Data extracted from a collection:
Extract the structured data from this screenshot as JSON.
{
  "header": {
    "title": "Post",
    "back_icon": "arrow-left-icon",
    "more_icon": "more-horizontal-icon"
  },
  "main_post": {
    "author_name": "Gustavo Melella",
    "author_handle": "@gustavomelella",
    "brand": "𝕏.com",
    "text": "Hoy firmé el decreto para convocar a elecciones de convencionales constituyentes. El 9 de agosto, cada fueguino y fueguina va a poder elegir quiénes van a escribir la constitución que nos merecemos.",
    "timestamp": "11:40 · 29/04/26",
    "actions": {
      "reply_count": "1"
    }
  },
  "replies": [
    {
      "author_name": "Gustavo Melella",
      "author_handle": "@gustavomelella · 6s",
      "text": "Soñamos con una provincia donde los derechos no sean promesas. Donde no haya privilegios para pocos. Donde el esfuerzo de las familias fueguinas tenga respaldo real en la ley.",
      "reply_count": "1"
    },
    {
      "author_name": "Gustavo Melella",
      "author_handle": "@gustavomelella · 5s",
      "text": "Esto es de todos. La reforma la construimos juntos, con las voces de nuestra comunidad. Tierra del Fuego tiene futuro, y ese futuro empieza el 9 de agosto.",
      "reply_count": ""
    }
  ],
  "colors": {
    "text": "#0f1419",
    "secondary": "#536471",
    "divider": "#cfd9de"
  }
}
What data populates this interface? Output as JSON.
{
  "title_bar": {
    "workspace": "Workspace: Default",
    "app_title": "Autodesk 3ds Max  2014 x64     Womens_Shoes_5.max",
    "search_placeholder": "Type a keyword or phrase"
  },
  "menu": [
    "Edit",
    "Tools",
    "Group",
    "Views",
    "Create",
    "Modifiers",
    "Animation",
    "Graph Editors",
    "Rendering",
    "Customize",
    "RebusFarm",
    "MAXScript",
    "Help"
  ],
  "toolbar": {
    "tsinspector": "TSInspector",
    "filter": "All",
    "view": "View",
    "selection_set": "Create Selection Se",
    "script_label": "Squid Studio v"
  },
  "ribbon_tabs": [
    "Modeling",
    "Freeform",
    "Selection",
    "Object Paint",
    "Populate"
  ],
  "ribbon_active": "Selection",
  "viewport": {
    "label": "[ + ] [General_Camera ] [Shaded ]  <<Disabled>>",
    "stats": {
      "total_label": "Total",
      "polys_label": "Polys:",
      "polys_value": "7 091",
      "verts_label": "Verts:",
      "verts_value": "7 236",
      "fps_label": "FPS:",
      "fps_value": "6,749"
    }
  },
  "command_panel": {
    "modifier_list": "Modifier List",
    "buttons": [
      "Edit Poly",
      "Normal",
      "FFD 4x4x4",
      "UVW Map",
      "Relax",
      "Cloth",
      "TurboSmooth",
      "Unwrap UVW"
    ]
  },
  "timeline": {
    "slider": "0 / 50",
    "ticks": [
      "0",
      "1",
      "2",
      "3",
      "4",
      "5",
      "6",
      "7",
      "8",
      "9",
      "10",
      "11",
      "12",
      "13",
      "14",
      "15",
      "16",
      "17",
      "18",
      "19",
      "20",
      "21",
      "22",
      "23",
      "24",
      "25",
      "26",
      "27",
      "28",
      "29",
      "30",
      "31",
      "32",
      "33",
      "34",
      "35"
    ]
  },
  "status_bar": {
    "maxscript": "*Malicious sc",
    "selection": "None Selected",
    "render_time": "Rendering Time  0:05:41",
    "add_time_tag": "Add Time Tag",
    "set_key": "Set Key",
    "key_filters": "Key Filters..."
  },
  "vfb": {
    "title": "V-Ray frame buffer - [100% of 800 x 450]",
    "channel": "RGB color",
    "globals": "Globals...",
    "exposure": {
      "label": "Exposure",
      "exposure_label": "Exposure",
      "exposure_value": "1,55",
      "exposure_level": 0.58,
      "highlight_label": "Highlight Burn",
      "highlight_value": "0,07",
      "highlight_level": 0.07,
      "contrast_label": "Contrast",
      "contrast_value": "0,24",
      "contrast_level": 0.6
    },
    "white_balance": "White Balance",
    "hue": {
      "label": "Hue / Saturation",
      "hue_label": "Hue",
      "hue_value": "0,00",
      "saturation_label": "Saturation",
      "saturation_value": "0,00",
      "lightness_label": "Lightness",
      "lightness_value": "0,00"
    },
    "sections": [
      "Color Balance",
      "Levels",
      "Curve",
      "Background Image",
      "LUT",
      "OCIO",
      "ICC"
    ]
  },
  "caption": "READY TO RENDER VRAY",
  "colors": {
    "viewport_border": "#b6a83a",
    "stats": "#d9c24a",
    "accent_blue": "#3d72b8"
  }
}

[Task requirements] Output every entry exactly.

[Worked solution]
Extract the structured data from this screenshot as JSON.
{
  "header": {
    "title": "Post",
    "back_icon": "arrow-left-icon",
    "more_icon": "more-horizontal-icon"
  },
  "main_post": {
    "author_name": "Gustavo Melella",
    "author_handle": "@gustavomelella",
    "brand": "𝕏.com",
    "text": "Hoy firmé el decreto para convocar a elecciones de convencionales constituyentes. El 9 de agosto, cada fueguino y fueguina va a poder elegir quiénes van a escribir la constitución que nos merecemos.",
    "timestamp": "11:40 · 29/04/26",
    "actions": {
      "reply_count": "1"
    }
  },
  "replies": [
    {
      "author_name": "Gustavo Melella",
      "author_handle": "@gustavomelella · 6s",
      "text": "Soñamos con una provincia donde los derechos no sean promesas. Donde no haya privilegios para pocos. Donde el esfuerzo de las familias fueguinas tenga respaldo real en la ley.",
      "reply_count": "1"
    },
    {
      "author_name": "Gustavo Melella",
      "author_handle": "@gustavomelella · 5s",
      "text": "Esto es de todos. La reforma la construimos juntos, con las voces de nuestra comunidad. Tierra del Fuego tiene futuro, y ese futuro empieza el 9 de agosto.",
      "reply_count": ""
    }
  ],
  "colors": {
    "text": "#0f1419",
    "secondary": "#536471",
    "divider": "#cfd9de"
  }
}
What data populates this interface? Output as JSON.
{
  "title_bar": {
    "workspace": "Workspace: Default",
    "app_title": "Autodesk 3ds Max  2014 x64     Womens_Shoes_5.max",
    "search_placeholder": "Type a keyword or phrase"
  },
  "menu": [
    "Edit",
    "Tools",
    "Group",
    "Views",
    "Create",
    "Modifiers",
    "Animation",
    "Graph Editors",
    "Rendering",
    "Customize",
    "RebusFarm",
    "MAXScript",
    "Help"
  ],
  "toolbar": {
    "tsinspector": "TSInspector",
    "filter": "All",
    "view": "View",
    "selection_set": "Create Selection Se",
    "script_label": "Squid Studio v"
  },
  "ribbon_tabs": [
    "Modeling",
    "Freeform",
    "Selection",
    "Object Paint",
    "Populate"
  ],
  "ribbon_active": "Selection",
  "viewport": {
    "label": "[ + ] [General_Camera ] [Shaded ]  <<Disabled>>",
    "stats": {
      "total_label": "Total",
      "polys_label": "Polys:",
      "polys_value": "7 091",
      "verts_label": "Verts:",
      "verts_value": "7 236",
      "fps_label": "FPS:",
      "fps_value": "6,749"
    }
  },
  "command_panel": {
    "modifier_list": "Modifier List",
    "buttons": [
      "Edit Poly",
      "Normal",
      "FFD 4x4x4",
      "UVW Map",
      "Relax",
      "Cloth",
      "TurboSmooth",
      "Unwrap UVW"
    ]
  },
  "timeline": {
    "slider": "0 / 50",
    "ticks": [
      "0",
      "1",
      "2",
      "3",
      "4",
      "5",
      "6",
      "7",
      "8",
      "9",
      "10",
      "11",
      "12",
      "13",
      "14",
      "15",
      "16",
      "17",
      "18",
      "19",
      "20",
      "21",
      "22",
      "23",
      "24",
      "25",
      "26",
      "27",
      "28",
      "29",
      "30",
      "31",
      "32",
      "33",
      "34",
      "35"
    ]
  },
  "status_bar": {
    "maxscript": "*Malicious sc",
    "selection": "None Selected",
    "render_time": "Rendering Time  0:05:41",
    "add_time_tag": "Add Time Tag",
    "set_key": "Set Key",
    "key_filters": "Key Filters..."
  },
  "vfb": {
    "title": "V-Ray frame buffer - [100% of 800 x 450]",
    "channel": "RGB color",
    "globals": "Globals...",
    "exposure": {
      "label": "Exposure",
      "exposure_label": "Exposure",
      "exposure_value": "1,55",
      "exposure_level": 0.58,
      "highlight_label": "Highlight Burn",
      "highlight_value": "0,07",
      "highlight_level": 0.07,
      "contrast_label": "Contrast",
      "contrast_value": "0,24",
      "contrast_level": 0.6
    },
    "white_balance": "White Balance",
    "hue": {
      "label": "Hue / Saturation",
      "hue_label": "Hue",
      "hue_value": "0,00",
      "saturation_label": "Saturation",
      "saturation_value": "0,00",
      "lightness_label": "Lightness",
      "lightness_value": "0,00"
    },
    "sections": [
      "Color Balance",
      "Levels",
      "Curve",
      "Background Image",
      "LUT",
      "OCIO",
      "ICC"
    ]
  },
  "caption": "READY TO RENDER VRAY",
  "colors": {
    "viewport_border": "#b6a83a",
    "stats": "#d9c24a",
    "accent_blue": "#3d72b8"
  }
}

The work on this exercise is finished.